• PROBLEM DETAILS: Apart from the images, output the data below exactly.

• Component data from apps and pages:
═══

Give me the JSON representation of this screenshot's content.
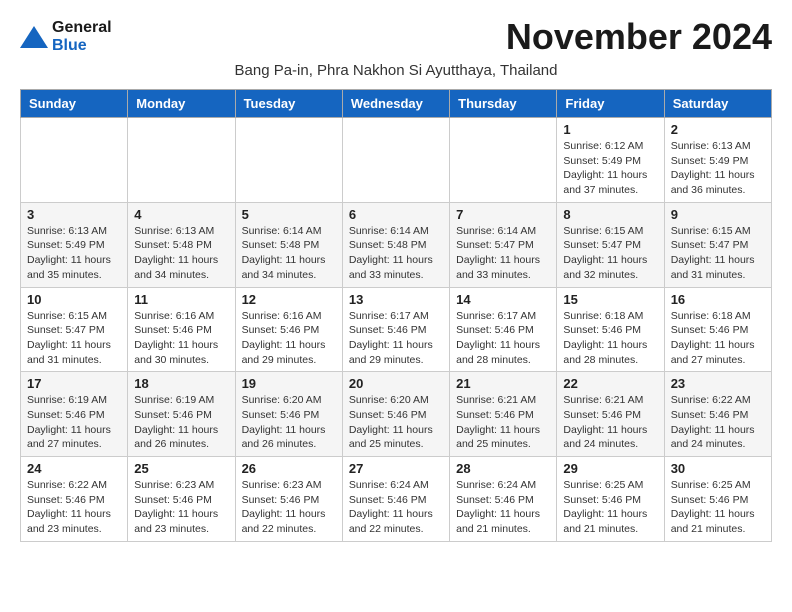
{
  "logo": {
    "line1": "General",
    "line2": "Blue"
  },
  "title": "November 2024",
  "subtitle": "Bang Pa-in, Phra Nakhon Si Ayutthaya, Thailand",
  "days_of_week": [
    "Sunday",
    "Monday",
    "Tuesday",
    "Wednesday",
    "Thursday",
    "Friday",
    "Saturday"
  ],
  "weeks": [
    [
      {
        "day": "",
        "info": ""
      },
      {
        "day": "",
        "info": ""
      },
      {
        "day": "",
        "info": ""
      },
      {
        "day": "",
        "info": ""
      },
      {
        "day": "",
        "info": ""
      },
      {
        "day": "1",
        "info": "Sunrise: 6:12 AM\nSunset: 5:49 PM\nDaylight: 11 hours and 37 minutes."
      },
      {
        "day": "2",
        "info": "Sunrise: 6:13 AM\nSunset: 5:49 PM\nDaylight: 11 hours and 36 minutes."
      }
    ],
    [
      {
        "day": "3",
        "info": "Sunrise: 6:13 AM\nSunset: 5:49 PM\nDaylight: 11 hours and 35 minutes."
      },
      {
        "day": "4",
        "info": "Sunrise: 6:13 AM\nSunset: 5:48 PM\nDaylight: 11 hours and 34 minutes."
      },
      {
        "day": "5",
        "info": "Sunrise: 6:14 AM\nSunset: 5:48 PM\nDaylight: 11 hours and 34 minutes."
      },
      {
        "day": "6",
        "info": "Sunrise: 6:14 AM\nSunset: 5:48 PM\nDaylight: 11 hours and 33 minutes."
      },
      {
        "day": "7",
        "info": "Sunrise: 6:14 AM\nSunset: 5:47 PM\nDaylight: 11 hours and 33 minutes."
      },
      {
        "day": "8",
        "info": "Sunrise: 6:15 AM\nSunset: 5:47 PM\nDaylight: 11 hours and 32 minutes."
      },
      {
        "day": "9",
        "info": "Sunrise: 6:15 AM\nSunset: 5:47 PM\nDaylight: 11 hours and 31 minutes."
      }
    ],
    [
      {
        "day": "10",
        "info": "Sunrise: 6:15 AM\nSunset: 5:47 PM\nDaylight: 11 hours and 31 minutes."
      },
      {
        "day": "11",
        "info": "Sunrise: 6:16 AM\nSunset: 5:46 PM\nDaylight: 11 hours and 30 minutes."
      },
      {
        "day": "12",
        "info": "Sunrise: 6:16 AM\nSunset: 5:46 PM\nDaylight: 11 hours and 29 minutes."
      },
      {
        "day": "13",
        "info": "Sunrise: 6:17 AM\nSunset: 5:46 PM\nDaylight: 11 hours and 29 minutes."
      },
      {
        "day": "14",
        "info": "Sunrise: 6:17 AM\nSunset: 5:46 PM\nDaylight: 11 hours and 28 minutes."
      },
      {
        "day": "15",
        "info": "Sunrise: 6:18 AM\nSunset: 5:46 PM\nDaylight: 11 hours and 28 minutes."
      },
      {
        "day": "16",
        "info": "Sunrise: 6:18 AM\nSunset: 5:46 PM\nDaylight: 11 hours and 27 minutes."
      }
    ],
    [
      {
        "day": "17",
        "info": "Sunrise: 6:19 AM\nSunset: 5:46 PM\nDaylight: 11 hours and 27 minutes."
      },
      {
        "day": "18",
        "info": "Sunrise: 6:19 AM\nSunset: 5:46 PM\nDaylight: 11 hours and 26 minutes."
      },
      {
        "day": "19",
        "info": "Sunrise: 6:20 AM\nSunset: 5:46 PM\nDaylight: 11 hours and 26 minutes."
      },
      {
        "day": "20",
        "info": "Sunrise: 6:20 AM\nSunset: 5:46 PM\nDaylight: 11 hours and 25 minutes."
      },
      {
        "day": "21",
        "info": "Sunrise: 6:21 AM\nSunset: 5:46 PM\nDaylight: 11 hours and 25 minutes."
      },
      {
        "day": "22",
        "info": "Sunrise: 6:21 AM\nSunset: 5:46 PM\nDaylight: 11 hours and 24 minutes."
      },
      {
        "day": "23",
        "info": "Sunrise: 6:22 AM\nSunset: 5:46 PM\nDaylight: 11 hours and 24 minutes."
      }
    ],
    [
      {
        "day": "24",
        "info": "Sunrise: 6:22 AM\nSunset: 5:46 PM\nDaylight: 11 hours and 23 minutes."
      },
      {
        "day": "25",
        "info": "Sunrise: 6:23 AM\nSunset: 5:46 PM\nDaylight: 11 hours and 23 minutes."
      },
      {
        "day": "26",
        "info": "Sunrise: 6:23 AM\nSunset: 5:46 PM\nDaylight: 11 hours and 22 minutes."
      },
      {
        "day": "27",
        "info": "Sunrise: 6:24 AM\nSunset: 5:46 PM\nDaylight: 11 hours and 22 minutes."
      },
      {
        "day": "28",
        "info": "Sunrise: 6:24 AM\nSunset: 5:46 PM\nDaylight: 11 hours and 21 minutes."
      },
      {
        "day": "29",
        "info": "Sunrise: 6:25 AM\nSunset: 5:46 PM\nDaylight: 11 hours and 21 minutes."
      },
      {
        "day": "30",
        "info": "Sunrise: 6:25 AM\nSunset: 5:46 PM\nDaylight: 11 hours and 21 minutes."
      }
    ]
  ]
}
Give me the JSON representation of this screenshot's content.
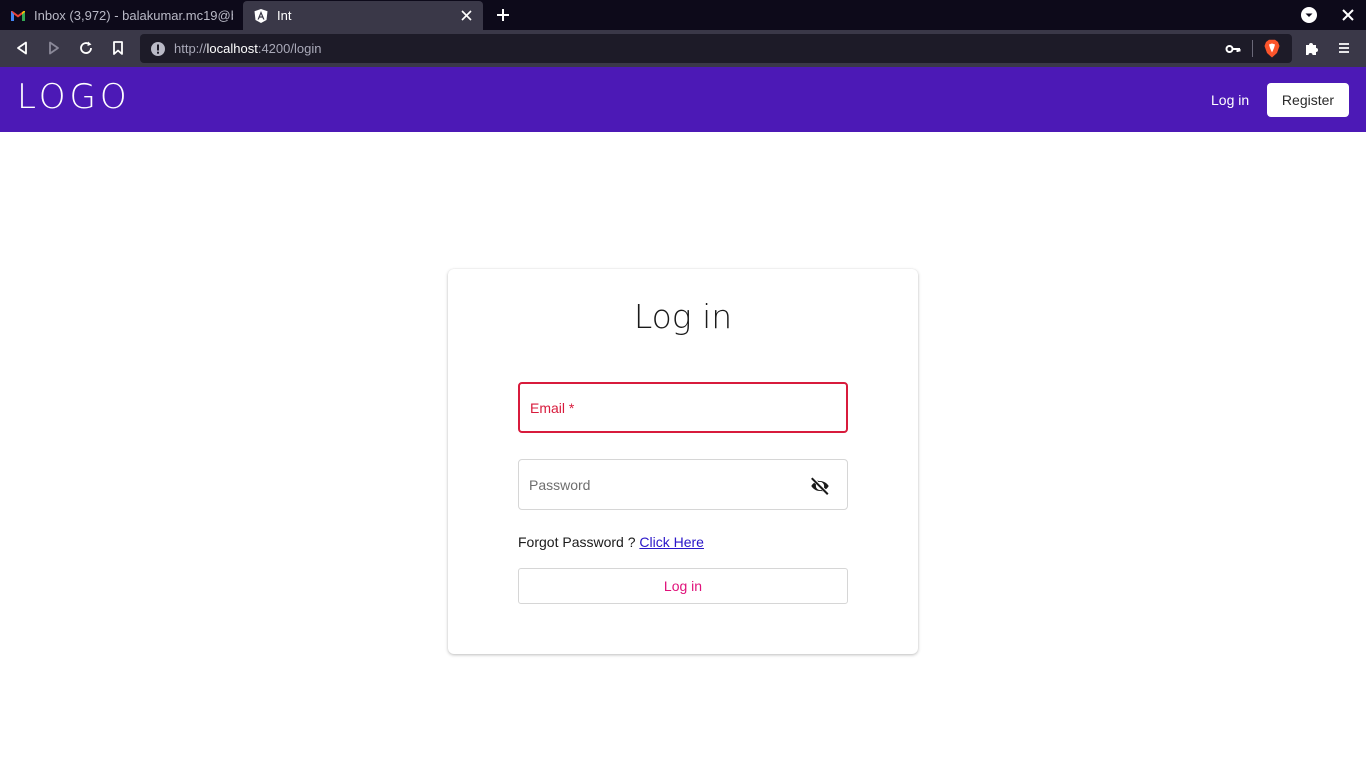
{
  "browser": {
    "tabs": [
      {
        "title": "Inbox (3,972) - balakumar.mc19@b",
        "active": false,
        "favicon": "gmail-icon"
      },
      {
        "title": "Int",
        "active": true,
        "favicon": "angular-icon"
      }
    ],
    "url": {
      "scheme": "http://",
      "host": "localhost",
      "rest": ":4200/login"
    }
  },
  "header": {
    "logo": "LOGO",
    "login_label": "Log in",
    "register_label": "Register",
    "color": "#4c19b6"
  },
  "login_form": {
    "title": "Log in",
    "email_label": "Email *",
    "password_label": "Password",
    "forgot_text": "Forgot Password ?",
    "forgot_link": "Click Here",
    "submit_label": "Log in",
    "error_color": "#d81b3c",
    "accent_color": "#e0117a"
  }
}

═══

• SOLUTION TO THIS PROBLEM:
Give me the JSON representation of this screenshot's content.
{
  "logo": {
    "line1": "General",
    "line2": "Blue"
  },
  "title": "November 2024",
  "subtitle": "Bang Pa-in, Phra Nakhon Si Ayutthaya, Thailand",
  "days_of_week": [
    "Sunday",
    "Monday",
    "Tuesday",
    "Wednesday",
    "Thursday",
    "Friday",
    "Saturday"
  ],
  "weeks": [
    [
      {
        "day": "",
        "info": ""
      },
      {
        "day": "",
        "info": ""
      },
      {
        "day": "",
        "info": ""
      },
      {
        "day": "",
        "info": ""
      },
      {
        "day": "",
        "info": ""
      },
      {
        "day": "1",
        "info": "Sunrise: 6:12 AM\nSunset: 5:49 PM\nDaylight: 11 hours and 37 minutes."
      },
      {
        "day": "2",
        "info": "Sunrise: 6:13 AM\nSunset: 5:49 PM\nDaylight: 11 hours and 36 minutes."
      }
    ],
    [
      {
        "day": "3",
        "info": "Sunrise: 6:13 AM\nSunset: 5:49 PM\nDaylight: 11 hours and 35 minutes."
      },
      {
        "day": "4",
        "info": "Sunrise: 6:13 AM\nSunset: 5:48 PM\nDaylight: 11 hours and 34 minutes."
      },
      {
        "day": "5",
        "info": "Sunrise: 6:14 AM\nSunset: 5:48 PM\nDaylight: 11 hours and 34 minutes."
      },
      {
        "day": "6",
        "info": "Sunrise: 6:14 AM\nSunset: 5:48 PM\nDaylight: 11 hours and 33 minutes."
      },
      {
        "day": "7",
        "info": "Sunrise: 6:14 AM\nSunset: 5:47 PM\nDaylight: 11 hours and 33 minutes."
      },
      {
        "day": "8",
        "info": "Sunrise: 6:15 AM\nSunset: 5:47 PM\nDaylight: 11 hours and 32 minutes."
      },
      {
        "day": "9",
        "info": "Sunrise: 6:15 AM\nSunset: 5:47 PM\nDaylight: 11 hours and 31 minutes."
      }
    ],
    [
      {
        "day": "10",
        "info": "Sunrise: 6:15 AM\nSunset: 5:47 PM\nDaylight: 11 hours and 31 minutes."
      },
      {
        "day": "11",
        "info": "Sunrise: 6:16 AM\nSunset: 5:46 PM\nDaylight: 11 hours and 30 minutes."
      },
      {
        "day": "12",
        "info": "Sunrise: 6:16 AM\nSunset: 5:46 PM\nDaylight: 11 hours and 29 minutes."
      },
      {
        "day": "13",
        "info": "Sunrise: 6:17 AM\nSunset: 5:46 PM\nDaylight: 11 hours and 29 minutes."
      },
      {
        "day": "14",
        "info": "Sunrise: 6:17 AM\nSunset: 5:46 PM\nDaylight: 11 hours and 28 minutes."
      },
      {
        "day": "15",
        "info": "Sunrise: 6:18 AM\nSunset: 5:46 PM\nDaylight: 11 hours and 28 minutes."
      },
      {
        "day": "16",
        "info": "Sunrise: 6:18 AM\nSunset: 5:46 PM\nDaylight: 11 hours and 27 minutes."
      }
    ],
    [
      {
        "day": "17",
        "info": "Sunrise: 6:19 AM\nSunset: 5:46 PM\nDaylight: 11 hours and 27 minutes."
      },
      {
        "day": "18",
        "info": "Sunrise: 6:19 AM\nSunset: 5:46 PM\nDaylight: 11 hours and 26 minutes."
      },
      {
        "day": "19",
        "info": "Sunrise: 6:20 AM\nSunset: 5:46 PM\nDaylight: 11 hours and 26 minutes."
      },
      {
        "day": "20",
        "info": "Sunrise: 6:20 AM\nSunset: 5:46 PM\nDaylight: 11 hours and 25 minutes."
      },
      {
        "day": "21",
        "info": "Sunrise: 6:21 AM\nSunset: 5:46 PM\nDaylight: 11 hours and 25 minutes."
      },
      {
        "day": "22",
        "info": "Sunrise: 6:21 AM\nSunset: 5:46 PM\nDaylight: 11 hours and 24 minutes."
      },
      {
        "day": "23",
        "info": "Sunrise: 6:22 AM\nSunset: 5:46 PM\nDaylight: 11 hours and 24 minutes."
      }
    ],
    [
      {
        "day": "24",
        "info": "Sunrise: 6:22 AM\nSunset: 5:46 PM\nDaylight: 11 hours and 23 minutes."
      },
      {
        "day": "25",
        "info": "Sunrise: 6:23 AM\nSunset: 5:46 PM\nDaylight: 11 hours and 23 minutes."
      },
      {
        "day": "26",
        "info": "Sunrise: 6:23 AM\nSunset: 5:46 PM\nDaylight: 11 hours and 22 minutes."
      },
      {
        "day": "27",
        "info": "Sunrise: 6:24 AM\nSunset: 5:46 PM\nDaylight: 11 hours and 22 minutes."
      },
      {
        "day": "28",
        "info": "Sunrise: 6:24 AM\nSunset: 5:46 PM\nDaylight: 11 hours and 21 minutes."
      },
      {
        "day": "29",
        "info": "Sunrise: 6:25 AM\nSunset: 5:46 PM\nDaylight: 11 hours and 21 minutes."
      },
      {
        "day": "30",
        "info": "Sunrise: 6:25 AM\nSunset: 5:46 PM\nDaylight: 11 hours and 21 minutes."
      }
    ]
  ]
}
Give me the JSON representation of this screenshot's content.
{
  "browser": {
    "tabs": [
      {
        "title": "Inbox (3,972) - balakumar.mc19@b",
        "active": false,
        "favicon": "gmail-icon"
      },
      {
        "title": "Int",
        "active": true,
        "favicon": "angular-icon"
      }
    ],
    "url": {
      "scheme": "http://",
      "host": "localhost",
      "rest": ":4200/login"
    }
  },
  "header": {
    "logo": "LOGO",
    "login_label": "Log in",
    "register_label": "Register",
    "color": "#4c19b6"
  },
  "login_form": {
    "title": "Log in",
    "email_label": "Email *",
    "password_label": "Password",
    "forgot_text": "Forgot Password ?",
    "forgot_link": "Click Here",
    "submit_label": "Log in",
    "error_color": "#d81b3c",
    "accent_color": "#e0117a"
  }
}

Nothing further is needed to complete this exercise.